Creating deeper dialogic discussion in classrooms may require only a small shift in how many teachers already operate in the classroom. “The key is changing our intention as teachers,” says Bence Mathezer. “We can ask the same questions when reading to students but, by dropping our expectation of a single right answer, we immediately open the space up to many ideas.”
By her own description, Bence Mathezer is, “a white, female, middle-aged teacher.” She constantly examines her own lens on what she’s reading aloud to a group of kindergarteners. “I’m not sure my interpretation of a text will resonate with a young student from another country who has had experiences that are different from mine,” she says. “She might understand the text, but in a very different way from me.” Bence Mathezer says inviting personal experience and opinion changes the way teachers think about knowledge. “By following up an answer with, ‘Interesting! Why do you think that? Tell me more!’ teachers develop a shared interpretive authority with students,” she says.
Opening the floor to students and their stories may seem like a small thing, but Aukerman and Bence Mathezer say that kids learning to drop the assumption that knowledge lives in the text is a big step toward developing a world of confident democratic citizens. Reading to empower open conversation and swap ideas is the knowledge, they say.

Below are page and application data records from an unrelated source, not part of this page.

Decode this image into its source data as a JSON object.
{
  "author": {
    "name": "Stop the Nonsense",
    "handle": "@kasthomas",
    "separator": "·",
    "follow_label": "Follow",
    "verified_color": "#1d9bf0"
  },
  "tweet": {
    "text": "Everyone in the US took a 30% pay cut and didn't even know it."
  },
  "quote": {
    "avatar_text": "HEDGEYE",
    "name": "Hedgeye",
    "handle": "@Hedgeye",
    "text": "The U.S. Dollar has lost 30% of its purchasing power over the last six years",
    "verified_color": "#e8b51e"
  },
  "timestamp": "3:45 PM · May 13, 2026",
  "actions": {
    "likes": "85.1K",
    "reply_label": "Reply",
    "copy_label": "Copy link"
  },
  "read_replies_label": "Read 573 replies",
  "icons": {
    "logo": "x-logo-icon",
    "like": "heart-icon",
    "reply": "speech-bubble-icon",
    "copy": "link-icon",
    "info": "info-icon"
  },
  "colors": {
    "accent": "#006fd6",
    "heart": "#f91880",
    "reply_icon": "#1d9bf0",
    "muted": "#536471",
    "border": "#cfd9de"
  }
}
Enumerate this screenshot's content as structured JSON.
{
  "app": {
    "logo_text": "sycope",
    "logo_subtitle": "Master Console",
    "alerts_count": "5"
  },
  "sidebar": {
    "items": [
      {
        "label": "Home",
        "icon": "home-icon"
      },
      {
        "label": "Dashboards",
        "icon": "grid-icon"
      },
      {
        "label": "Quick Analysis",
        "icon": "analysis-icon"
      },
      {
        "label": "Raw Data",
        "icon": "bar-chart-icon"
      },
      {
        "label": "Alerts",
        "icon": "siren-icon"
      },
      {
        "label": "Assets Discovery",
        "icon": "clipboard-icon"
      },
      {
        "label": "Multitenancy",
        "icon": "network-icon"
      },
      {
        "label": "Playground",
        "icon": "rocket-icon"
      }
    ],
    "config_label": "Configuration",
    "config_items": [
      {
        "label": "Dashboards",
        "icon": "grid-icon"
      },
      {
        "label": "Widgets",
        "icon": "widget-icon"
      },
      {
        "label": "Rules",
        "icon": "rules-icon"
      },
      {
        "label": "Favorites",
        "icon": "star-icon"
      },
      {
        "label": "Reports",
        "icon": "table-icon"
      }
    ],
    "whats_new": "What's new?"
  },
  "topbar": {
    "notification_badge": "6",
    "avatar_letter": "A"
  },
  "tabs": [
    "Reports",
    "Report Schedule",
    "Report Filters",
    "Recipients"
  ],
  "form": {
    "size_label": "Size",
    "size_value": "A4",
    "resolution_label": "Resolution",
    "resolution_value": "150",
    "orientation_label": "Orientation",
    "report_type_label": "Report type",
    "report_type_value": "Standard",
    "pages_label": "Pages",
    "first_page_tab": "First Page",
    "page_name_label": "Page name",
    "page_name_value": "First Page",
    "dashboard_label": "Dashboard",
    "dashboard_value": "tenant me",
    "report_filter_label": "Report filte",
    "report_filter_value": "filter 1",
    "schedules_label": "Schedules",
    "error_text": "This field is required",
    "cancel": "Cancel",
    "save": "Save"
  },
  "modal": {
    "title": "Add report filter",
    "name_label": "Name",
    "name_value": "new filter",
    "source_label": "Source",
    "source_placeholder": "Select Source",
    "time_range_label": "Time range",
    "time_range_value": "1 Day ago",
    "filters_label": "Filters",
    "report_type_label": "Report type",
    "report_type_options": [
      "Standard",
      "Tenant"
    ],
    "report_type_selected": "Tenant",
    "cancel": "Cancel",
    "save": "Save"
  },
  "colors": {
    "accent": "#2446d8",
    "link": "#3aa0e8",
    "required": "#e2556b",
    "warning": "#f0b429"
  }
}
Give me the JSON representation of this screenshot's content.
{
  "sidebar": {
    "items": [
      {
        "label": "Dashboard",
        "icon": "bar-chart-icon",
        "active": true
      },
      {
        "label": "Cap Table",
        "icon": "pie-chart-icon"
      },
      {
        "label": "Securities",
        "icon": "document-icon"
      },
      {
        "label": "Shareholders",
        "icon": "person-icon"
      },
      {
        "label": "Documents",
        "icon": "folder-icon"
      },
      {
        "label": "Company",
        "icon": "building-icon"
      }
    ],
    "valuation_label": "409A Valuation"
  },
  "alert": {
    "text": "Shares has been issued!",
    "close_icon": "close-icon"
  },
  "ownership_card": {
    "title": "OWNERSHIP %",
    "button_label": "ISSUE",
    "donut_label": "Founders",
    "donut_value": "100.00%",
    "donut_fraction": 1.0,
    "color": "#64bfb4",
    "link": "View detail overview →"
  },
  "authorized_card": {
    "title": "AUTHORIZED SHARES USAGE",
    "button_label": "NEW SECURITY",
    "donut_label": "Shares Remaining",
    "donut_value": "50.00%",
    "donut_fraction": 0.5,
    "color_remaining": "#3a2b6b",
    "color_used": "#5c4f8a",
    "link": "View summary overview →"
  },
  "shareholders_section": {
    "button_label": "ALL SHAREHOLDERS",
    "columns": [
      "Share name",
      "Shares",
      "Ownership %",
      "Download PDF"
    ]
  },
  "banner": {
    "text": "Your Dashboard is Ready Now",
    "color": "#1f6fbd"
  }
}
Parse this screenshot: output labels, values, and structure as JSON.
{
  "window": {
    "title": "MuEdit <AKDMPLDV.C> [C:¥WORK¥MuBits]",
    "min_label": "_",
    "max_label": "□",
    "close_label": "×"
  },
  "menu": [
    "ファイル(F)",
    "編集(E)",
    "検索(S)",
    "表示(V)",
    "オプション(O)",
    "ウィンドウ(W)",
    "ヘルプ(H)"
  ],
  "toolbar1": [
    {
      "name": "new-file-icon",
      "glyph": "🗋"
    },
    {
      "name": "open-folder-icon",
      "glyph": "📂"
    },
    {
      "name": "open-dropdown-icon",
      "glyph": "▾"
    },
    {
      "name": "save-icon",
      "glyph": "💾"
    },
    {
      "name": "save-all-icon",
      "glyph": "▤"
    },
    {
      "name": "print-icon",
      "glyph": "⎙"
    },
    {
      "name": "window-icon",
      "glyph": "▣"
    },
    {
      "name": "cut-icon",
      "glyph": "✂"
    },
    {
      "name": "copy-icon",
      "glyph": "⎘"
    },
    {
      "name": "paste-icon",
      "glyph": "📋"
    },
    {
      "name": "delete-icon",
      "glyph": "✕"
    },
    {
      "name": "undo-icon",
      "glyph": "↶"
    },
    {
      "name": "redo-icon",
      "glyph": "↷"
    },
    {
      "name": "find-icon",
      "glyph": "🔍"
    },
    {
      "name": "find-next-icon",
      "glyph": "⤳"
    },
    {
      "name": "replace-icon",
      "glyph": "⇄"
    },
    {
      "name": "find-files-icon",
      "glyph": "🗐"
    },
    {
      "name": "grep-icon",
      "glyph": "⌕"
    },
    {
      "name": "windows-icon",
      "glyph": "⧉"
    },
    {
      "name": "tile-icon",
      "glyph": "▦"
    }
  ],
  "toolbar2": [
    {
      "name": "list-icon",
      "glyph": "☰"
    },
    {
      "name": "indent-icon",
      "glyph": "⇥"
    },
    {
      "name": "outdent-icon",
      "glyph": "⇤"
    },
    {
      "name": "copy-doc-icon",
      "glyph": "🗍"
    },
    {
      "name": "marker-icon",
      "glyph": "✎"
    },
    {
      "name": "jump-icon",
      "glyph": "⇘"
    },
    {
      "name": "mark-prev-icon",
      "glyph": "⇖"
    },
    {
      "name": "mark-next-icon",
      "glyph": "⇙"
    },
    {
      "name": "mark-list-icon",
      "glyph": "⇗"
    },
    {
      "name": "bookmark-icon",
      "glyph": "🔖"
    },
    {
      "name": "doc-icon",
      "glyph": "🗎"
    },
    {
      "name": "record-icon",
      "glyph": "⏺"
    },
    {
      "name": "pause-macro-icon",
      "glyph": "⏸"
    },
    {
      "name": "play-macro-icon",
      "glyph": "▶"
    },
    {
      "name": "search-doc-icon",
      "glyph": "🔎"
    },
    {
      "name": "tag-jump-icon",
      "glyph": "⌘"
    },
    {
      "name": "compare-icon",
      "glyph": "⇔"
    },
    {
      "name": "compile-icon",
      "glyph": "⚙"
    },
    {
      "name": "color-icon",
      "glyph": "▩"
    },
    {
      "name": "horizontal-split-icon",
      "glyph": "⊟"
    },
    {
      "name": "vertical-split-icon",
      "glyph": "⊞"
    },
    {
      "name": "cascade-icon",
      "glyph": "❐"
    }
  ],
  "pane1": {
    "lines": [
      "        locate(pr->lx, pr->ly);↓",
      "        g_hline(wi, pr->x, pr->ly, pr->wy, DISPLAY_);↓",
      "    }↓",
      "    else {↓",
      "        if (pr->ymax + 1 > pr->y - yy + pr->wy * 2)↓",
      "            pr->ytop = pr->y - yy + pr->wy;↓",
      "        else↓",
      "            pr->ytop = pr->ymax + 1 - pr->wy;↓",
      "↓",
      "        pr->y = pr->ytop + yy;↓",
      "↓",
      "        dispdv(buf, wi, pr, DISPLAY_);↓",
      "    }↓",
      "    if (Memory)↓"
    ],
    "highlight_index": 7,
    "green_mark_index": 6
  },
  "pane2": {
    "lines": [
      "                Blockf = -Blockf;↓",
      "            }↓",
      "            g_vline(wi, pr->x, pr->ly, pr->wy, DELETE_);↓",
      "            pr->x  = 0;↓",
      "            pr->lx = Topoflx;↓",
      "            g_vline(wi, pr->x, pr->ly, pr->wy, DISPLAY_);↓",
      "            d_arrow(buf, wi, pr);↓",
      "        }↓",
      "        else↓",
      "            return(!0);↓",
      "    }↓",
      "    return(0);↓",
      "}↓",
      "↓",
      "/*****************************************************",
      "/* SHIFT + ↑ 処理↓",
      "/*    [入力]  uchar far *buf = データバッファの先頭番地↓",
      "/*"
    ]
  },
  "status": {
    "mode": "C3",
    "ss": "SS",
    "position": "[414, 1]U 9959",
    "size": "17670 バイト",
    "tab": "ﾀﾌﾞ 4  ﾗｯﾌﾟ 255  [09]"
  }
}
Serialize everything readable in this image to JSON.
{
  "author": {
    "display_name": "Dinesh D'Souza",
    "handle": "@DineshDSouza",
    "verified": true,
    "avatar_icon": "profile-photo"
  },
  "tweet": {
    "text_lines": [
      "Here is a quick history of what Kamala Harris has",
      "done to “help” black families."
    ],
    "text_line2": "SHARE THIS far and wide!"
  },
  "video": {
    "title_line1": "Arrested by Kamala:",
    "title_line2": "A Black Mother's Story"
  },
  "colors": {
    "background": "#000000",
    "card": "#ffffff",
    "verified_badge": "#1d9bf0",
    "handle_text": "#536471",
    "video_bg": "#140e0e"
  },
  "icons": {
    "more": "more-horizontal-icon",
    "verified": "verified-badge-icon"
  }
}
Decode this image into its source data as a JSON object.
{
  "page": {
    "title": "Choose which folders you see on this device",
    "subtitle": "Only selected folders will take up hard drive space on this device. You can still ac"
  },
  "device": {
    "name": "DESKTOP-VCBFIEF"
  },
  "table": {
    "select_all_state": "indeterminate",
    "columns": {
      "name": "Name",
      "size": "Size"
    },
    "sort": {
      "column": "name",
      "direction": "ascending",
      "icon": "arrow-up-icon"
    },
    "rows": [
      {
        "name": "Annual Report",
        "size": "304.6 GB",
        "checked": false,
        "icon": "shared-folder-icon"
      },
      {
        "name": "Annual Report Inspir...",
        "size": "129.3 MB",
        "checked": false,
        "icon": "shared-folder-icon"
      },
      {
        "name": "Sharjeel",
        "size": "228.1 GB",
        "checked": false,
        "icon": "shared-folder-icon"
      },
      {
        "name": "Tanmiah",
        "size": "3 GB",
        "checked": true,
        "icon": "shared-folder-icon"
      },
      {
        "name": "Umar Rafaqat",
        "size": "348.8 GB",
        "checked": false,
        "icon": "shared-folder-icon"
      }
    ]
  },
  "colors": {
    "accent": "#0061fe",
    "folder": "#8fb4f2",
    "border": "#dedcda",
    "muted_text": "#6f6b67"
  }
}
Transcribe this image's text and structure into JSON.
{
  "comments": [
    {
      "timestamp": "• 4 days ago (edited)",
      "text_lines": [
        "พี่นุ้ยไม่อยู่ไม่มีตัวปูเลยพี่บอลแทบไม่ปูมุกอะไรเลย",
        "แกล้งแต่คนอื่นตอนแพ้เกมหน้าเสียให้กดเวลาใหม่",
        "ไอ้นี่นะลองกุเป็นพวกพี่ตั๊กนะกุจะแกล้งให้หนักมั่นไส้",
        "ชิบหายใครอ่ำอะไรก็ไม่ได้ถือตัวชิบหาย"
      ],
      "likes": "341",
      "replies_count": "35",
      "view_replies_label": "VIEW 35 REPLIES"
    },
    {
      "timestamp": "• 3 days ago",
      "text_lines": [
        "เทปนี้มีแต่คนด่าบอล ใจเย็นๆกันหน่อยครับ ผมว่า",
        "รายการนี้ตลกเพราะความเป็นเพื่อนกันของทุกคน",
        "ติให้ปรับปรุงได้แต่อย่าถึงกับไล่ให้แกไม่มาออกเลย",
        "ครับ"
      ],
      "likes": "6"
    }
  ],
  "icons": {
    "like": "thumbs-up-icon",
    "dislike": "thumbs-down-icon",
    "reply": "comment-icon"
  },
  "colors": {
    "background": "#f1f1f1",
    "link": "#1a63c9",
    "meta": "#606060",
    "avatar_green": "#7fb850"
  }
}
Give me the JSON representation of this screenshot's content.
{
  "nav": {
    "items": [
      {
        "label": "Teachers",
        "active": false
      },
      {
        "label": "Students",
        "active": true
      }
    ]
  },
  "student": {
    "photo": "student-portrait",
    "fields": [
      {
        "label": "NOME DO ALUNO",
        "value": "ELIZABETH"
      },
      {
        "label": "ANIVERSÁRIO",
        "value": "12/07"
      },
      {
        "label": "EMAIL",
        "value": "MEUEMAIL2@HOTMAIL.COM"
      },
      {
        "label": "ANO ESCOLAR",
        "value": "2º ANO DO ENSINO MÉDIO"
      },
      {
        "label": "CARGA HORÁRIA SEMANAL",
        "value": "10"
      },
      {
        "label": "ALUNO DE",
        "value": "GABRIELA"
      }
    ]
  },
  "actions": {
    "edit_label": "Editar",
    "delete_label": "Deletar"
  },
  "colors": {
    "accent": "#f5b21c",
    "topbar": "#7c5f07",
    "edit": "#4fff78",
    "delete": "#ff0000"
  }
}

In other words, kids know.
Sometimes, we just need to get out of their way.